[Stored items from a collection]

===

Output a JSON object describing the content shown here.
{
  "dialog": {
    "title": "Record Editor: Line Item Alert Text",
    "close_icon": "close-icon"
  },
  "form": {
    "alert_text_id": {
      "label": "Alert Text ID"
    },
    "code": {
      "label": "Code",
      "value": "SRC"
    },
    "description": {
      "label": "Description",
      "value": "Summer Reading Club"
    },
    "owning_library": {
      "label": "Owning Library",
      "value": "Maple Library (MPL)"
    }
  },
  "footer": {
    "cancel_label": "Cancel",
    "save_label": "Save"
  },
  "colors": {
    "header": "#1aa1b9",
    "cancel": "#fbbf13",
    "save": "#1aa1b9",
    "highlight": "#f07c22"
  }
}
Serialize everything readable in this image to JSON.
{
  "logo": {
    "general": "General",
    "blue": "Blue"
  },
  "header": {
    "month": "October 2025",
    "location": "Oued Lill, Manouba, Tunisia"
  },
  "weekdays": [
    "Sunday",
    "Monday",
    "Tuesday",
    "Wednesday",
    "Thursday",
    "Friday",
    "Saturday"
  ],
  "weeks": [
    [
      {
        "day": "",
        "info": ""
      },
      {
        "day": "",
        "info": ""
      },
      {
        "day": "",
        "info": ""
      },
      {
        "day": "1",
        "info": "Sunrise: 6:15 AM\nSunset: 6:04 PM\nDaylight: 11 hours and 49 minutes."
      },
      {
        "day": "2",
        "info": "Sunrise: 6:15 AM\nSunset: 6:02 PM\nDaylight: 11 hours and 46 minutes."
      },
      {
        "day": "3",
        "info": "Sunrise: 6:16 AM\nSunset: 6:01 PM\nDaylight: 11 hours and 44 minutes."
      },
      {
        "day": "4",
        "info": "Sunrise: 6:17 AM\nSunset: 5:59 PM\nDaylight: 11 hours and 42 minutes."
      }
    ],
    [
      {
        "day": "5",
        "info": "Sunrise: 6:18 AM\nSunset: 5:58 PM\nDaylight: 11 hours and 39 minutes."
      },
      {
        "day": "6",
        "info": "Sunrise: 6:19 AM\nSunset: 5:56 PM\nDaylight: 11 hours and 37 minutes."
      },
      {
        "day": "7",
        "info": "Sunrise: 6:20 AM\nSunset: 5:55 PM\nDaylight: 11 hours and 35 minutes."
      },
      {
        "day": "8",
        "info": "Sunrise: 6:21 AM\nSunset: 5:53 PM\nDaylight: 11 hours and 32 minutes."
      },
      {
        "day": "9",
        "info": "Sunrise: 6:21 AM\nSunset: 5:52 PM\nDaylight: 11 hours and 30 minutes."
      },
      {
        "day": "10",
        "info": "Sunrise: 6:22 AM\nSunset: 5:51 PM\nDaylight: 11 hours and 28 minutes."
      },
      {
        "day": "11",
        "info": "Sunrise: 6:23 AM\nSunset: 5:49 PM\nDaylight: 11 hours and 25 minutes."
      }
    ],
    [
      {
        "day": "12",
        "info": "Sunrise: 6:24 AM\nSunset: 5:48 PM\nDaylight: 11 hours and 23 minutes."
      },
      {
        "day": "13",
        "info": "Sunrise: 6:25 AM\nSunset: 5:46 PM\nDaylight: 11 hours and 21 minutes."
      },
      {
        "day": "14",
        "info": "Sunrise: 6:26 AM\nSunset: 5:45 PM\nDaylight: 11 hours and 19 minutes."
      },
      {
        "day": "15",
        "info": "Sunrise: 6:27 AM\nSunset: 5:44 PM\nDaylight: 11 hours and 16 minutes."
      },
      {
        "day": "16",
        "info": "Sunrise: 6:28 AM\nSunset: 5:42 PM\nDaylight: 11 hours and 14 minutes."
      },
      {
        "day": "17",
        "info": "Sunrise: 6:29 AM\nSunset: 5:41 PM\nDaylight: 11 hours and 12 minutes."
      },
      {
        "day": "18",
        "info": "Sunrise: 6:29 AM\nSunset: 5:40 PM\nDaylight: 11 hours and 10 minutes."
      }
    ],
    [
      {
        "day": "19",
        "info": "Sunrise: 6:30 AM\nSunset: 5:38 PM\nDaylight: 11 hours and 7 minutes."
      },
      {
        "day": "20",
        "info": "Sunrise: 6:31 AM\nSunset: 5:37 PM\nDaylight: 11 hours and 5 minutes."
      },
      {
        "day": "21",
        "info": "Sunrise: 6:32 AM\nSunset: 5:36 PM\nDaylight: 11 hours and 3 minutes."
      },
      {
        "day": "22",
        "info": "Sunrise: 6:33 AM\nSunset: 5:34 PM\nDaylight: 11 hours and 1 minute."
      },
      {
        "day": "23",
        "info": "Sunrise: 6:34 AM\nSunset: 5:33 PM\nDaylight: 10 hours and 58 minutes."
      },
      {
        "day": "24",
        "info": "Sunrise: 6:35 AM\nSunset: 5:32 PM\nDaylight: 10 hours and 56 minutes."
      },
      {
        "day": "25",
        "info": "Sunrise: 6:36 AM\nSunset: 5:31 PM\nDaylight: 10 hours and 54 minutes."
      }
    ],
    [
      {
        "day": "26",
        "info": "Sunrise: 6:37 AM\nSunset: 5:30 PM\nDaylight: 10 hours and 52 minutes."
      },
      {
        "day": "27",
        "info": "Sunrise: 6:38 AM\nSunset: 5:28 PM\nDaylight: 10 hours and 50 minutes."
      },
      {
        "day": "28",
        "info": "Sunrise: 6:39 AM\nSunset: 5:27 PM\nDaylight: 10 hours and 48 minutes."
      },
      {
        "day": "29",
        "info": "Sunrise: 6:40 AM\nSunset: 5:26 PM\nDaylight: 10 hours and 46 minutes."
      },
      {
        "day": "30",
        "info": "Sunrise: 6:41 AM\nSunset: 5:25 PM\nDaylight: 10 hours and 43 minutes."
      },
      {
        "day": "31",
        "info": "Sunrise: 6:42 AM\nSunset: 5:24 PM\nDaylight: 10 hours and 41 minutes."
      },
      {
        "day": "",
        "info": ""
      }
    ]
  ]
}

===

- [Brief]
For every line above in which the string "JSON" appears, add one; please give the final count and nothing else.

- [Response]
2